He wants to share more and more of His power with us to contribute to His plan. That plan is for His children to safely rule and serve the earth in partnership with Him. (That’s our original purpose, and it hasn’t changed.) But He won’t do that unless He can trust us. And He can’t trust us if we’re paralyzed blobs living in fear of stealing His glory or earning His grace if we accomplish anything. He also can’t trust angry, self-righteous children who impose a warped view of Him on the world.

This ties to conforming to His good will rather than living on leashes and merely following rules. To illustrate the difference, I’ll use my experience from Air Force basic training. I loved everything about the Air Force except one thing: I think there should be a law against waking up before the crack of dawn. But that’s just me. Obviously, the Air Force feels differently.

So for six weeks I obeyed the Air Force’s will. I shot out of bed their way because I had no say-so in the matter. But just because I submitted and obeyed their will week after week doesn’t mean I was conformed to their will. Inside, my feelings never changed. So it wasn’t willingness that got me up before dawn, but willpower.

God is looking for something more rewarding for us than willpower. He wants solid joy, strength, ability, and internal goodness that spills outward to others. “Well done, good and faithful servant! You’ve been faithful with a few things; I’ll put you in charge of many things. Come and share your master’s happiness!” (Mat. 25: 21, 23)

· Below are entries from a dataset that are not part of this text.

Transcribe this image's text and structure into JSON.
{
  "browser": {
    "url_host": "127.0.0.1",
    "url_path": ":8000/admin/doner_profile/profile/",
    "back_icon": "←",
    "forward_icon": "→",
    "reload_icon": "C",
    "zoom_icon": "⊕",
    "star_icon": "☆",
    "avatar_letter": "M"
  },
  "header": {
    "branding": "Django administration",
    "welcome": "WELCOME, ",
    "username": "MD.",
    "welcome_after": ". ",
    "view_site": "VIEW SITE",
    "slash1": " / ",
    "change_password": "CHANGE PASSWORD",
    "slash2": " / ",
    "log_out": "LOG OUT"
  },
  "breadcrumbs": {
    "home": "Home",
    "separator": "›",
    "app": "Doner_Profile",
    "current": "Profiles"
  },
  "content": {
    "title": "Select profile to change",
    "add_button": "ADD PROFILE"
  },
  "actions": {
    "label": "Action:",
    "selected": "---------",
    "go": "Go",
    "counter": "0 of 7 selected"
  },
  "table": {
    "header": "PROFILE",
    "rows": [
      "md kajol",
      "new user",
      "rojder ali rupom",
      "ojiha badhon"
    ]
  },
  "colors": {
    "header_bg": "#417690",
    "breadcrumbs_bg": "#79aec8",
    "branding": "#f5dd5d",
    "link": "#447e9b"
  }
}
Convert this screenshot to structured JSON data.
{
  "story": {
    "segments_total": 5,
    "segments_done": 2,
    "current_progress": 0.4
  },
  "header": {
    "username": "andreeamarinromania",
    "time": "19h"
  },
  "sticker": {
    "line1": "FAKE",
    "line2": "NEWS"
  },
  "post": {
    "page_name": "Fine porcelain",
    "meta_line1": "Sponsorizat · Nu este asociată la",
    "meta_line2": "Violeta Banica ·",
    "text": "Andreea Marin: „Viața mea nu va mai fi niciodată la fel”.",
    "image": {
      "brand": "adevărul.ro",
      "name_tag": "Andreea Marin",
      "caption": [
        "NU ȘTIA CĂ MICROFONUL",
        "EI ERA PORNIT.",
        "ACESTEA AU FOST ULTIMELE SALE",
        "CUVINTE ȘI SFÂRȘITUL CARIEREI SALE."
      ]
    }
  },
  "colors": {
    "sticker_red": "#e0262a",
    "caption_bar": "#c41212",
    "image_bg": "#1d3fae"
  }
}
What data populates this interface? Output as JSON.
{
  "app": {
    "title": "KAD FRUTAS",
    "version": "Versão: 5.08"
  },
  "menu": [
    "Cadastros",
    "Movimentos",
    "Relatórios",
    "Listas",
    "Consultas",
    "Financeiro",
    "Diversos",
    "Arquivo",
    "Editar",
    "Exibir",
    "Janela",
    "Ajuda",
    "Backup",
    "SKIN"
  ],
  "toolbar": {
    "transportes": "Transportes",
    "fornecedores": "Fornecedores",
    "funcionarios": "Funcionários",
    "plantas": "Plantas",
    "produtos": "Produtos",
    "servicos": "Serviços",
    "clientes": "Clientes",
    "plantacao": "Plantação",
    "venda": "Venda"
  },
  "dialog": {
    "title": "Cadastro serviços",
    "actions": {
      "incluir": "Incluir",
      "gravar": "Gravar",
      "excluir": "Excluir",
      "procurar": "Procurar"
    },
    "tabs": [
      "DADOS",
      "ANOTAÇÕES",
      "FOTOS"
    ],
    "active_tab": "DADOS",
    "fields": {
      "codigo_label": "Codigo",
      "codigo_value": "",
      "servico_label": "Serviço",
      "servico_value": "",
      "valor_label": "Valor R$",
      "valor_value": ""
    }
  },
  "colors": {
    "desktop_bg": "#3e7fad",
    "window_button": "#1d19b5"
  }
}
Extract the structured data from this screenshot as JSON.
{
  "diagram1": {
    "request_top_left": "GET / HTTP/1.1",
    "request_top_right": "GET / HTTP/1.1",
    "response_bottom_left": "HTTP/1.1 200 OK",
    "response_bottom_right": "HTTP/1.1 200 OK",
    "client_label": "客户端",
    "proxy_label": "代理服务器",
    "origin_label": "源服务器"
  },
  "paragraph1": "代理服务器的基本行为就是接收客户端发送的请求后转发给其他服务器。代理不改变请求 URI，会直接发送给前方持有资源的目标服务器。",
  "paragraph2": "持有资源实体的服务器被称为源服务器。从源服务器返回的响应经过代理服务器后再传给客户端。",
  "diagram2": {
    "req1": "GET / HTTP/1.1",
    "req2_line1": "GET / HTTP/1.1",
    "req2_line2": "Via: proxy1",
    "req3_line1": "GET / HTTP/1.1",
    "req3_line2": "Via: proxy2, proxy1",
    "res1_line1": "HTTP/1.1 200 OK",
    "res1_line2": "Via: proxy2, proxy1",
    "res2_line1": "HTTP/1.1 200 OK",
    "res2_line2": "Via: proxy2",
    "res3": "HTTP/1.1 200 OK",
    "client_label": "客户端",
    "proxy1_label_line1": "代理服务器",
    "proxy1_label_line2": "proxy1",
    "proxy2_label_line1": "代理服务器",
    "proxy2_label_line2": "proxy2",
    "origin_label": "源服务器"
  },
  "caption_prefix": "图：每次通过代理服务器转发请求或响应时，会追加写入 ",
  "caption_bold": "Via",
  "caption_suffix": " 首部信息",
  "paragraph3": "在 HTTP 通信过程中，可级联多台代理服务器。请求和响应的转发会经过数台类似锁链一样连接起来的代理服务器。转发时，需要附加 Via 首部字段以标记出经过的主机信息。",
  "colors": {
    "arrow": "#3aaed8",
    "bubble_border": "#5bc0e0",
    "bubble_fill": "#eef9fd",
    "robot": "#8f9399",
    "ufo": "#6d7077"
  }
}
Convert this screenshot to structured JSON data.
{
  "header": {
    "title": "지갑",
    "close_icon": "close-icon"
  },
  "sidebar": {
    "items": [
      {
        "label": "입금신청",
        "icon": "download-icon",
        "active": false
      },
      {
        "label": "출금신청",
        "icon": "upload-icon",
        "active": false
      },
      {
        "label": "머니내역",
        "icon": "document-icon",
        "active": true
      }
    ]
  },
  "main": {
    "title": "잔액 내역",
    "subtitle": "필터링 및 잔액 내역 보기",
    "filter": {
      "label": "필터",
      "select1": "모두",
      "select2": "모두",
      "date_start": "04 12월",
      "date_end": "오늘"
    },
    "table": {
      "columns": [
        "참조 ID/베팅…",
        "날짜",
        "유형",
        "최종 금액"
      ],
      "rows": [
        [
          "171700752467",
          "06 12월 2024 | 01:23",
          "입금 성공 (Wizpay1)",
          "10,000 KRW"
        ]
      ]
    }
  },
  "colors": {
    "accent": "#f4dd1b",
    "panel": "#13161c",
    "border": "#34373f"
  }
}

We know that God used Moses at the Red Sea, but we seldom consider that Moses also used God. In fact, all the biblical heroes did! They shared His vision. While many Christians say, “I’m nothing…just an instrument to be used by God,” I think if we also remember the flip side, we can inject some much-needed joy and spirit into the Christian life instead of a cheap sense of feeling used.

We’re in cahoots with a God who wants to give us charge of many things! Rather than grit His teeth in willpower, He’s faithful and rich enough to willingly share with trustworthy children. And that brings Him great happiness! I, for one, want to be rich in spirit, trusted, and on the same page with Him; it’s our life-driven purpose and direction.

Have you struggled with a sense of cheap insignificance, inability, and being used (not in a good way)? Take heart! That’s just the result of lack of vision, seeing only half the story–nothing that can’t be fixed. Once the whole vision of what God is doing becomes clearer, that sense of insignificance disappears. Willingness sparks to life; and that’s true conformation to God’s will!

Creation of Adam, hands in detail

In today’s evangelism, work (or effort) is erroneously equated with earning. I suspect it’s rooted in a very old misapplication of Paul’s teaching that ends up overriding Jesus’ teaching. But I think we can straighten it out.

When a farmer tills the soil, plants the seed, or waters the earth, is he earning a crop? Has he overstepped his bounds or robbed God of His glory? No, he’s just doing his part to make it come about, working with God who makes it grow, which brings glory to God rather than steals it. And they share the rewards.

Should the farmer do nothing? The Bible calls that laziness. If the farmer were to apply the phrase “by myself I can do nothing” the way many churches misapply it today, he’d reap what he sows and have a whole crop of nothing. He’d be paralyzed. Dis-abled. I’ve heard church pros insist that, through the cross, God did everything for us and there’s literally nothing left for us to do but to accept, claim, and trust our saved “position in Christ.”

By making every work-related noun and verb synonymous with “earn,” we become terrified blobs who can’t even move, much less obey, for fear of “works salvation.”

For Theirs is the Kingdom of Blobs?

There are several popular analogies to describe this “position” in Christ. One is the slab of marble where God is the Master Craftsman who chisels and carves away at us to conform us to His image while we slabs sit passively in “surrender,” waiting to see the beautiful statue of Himself He comes up with. Thus, according to many, it’s never about what we do; it’s only about what God does. (more…)